**What needs to be done:**
All of the data should be output character for character, except the pictures.

**Information supplied:**
....................
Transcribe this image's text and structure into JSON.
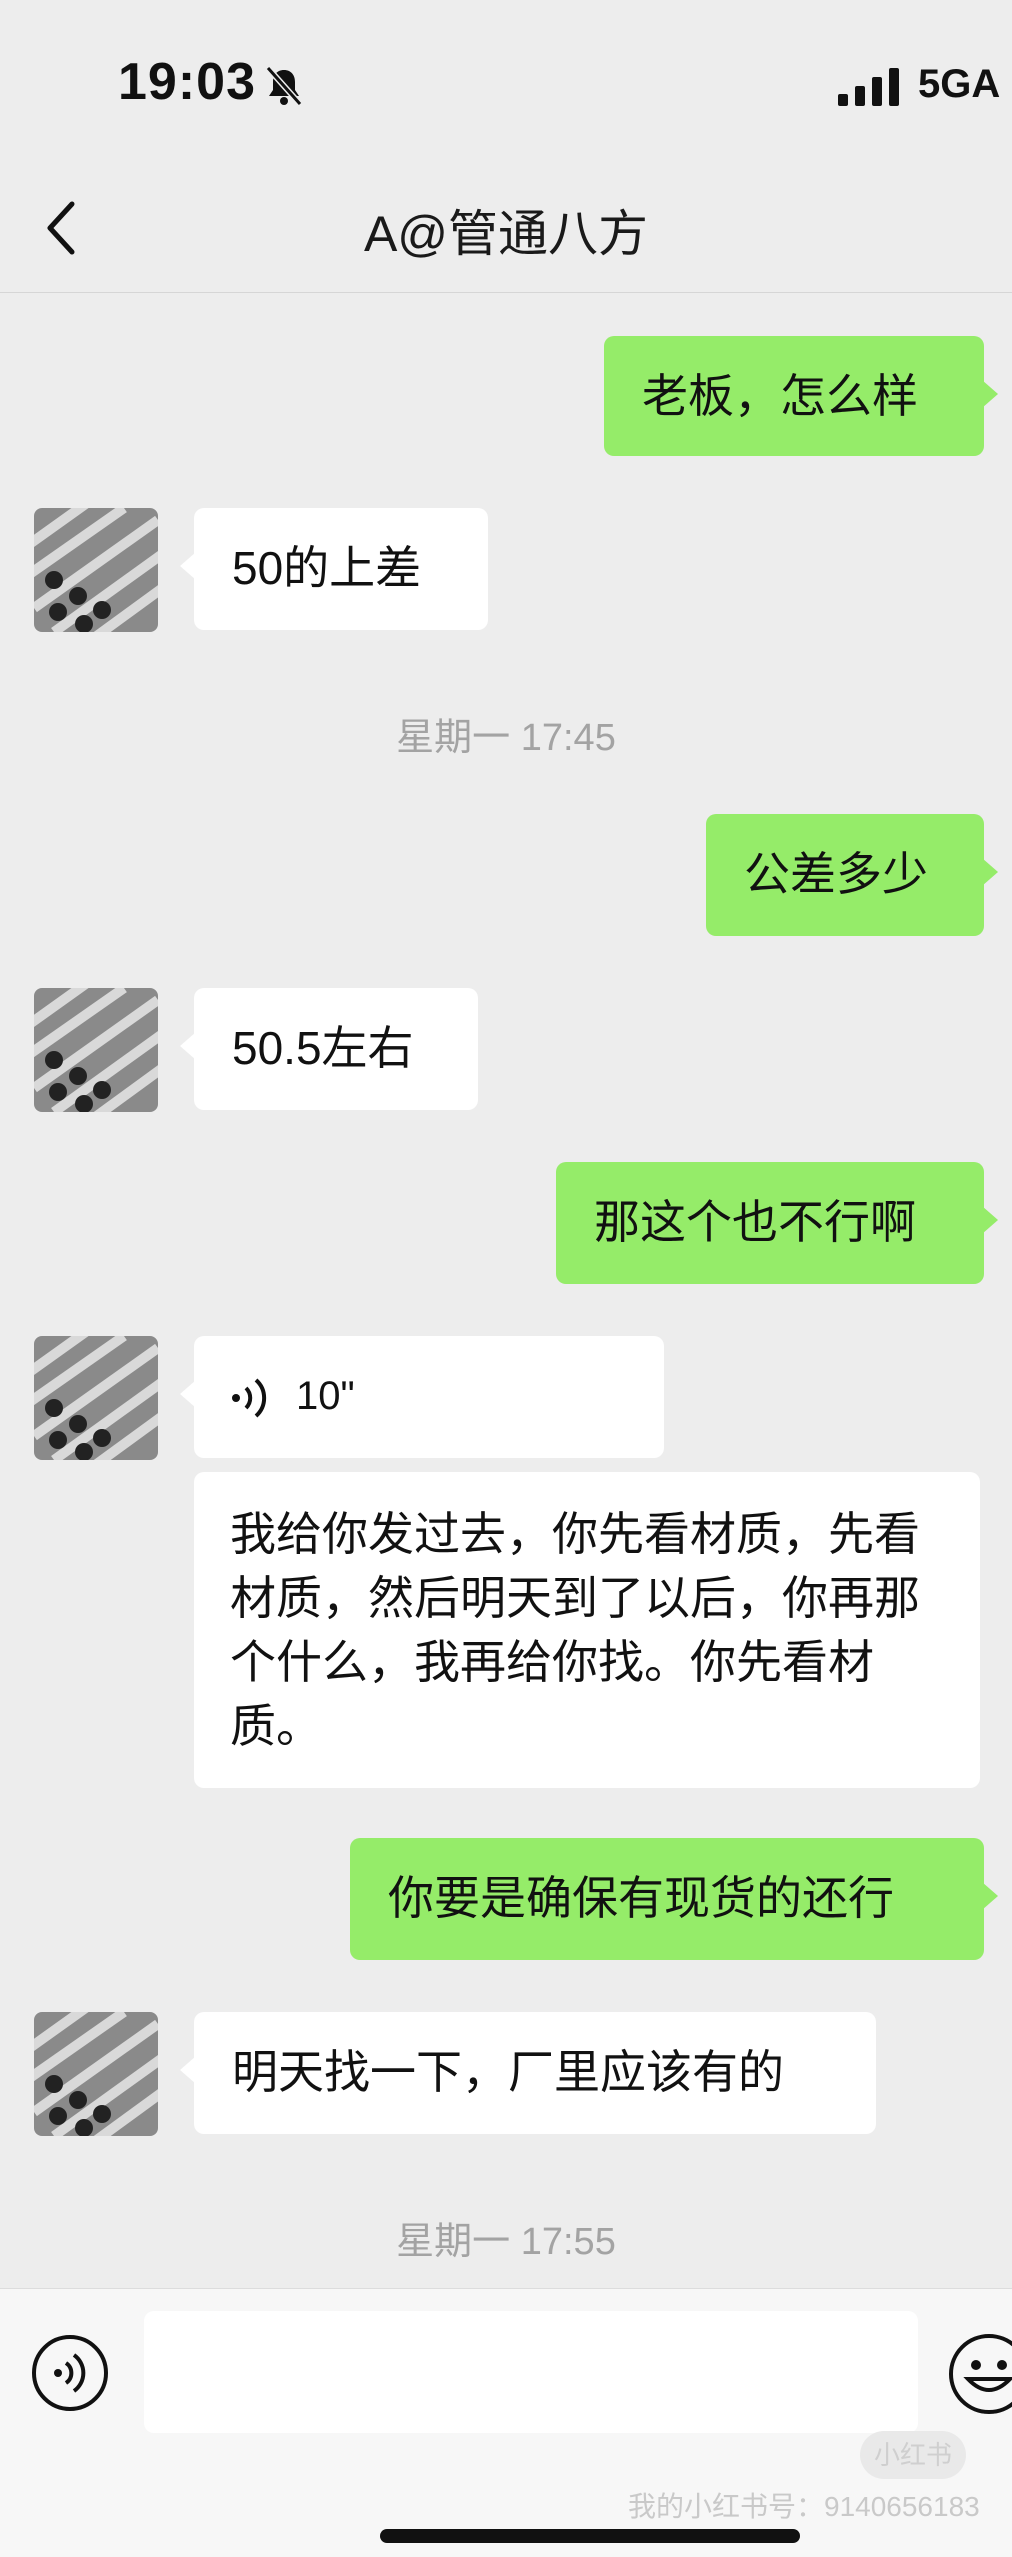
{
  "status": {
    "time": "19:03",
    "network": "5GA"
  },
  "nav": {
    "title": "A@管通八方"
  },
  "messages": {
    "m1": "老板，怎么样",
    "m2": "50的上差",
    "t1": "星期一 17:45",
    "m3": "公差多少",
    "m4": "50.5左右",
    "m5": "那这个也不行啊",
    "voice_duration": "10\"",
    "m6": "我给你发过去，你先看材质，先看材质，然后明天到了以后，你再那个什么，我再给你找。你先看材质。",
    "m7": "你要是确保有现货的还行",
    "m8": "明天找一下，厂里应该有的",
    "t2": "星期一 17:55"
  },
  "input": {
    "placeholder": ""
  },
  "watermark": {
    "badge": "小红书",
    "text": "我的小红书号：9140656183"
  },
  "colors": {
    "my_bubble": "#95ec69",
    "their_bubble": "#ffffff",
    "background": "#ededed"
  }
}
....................
**Response box:**
Transcribe this image's text and structure into JSON.
{
  "status": {
    "time": "19:03",
    "network": "5GA"
  },
  "nav": {
    "title": "A@管通八方"
  },
  "messages": {
    "m1": "老板，怎么样",
    "m2": "50的上差",
    "t1": "星期一 17:45",
    "m3": "公差多少",
    "m4": "50.5左右",
    "m5": "那这个也不行啊",
    "voice_duration": "10\"",
    "m6": "我给你发过去，你先看材质，先看材质，然后明天到了以后，你再那个什么，我再给你找。你先看材质。",
    "m7": "你要是确保有现货的还行",
    "m8": "明天找一下，厂里应该有的",
    "t2": "星期一 17:55"
  },
  "input": {
    "placeholder": ""
  },
  "watermark": {
    "badge": "小红书",
    "text": "我的小红书号：9140656183"
  },
  "colors": {
    "my_bubble": "#95ec69",
    "their_bubble": "#ffffff",
    "background": "#ededed"
  }
}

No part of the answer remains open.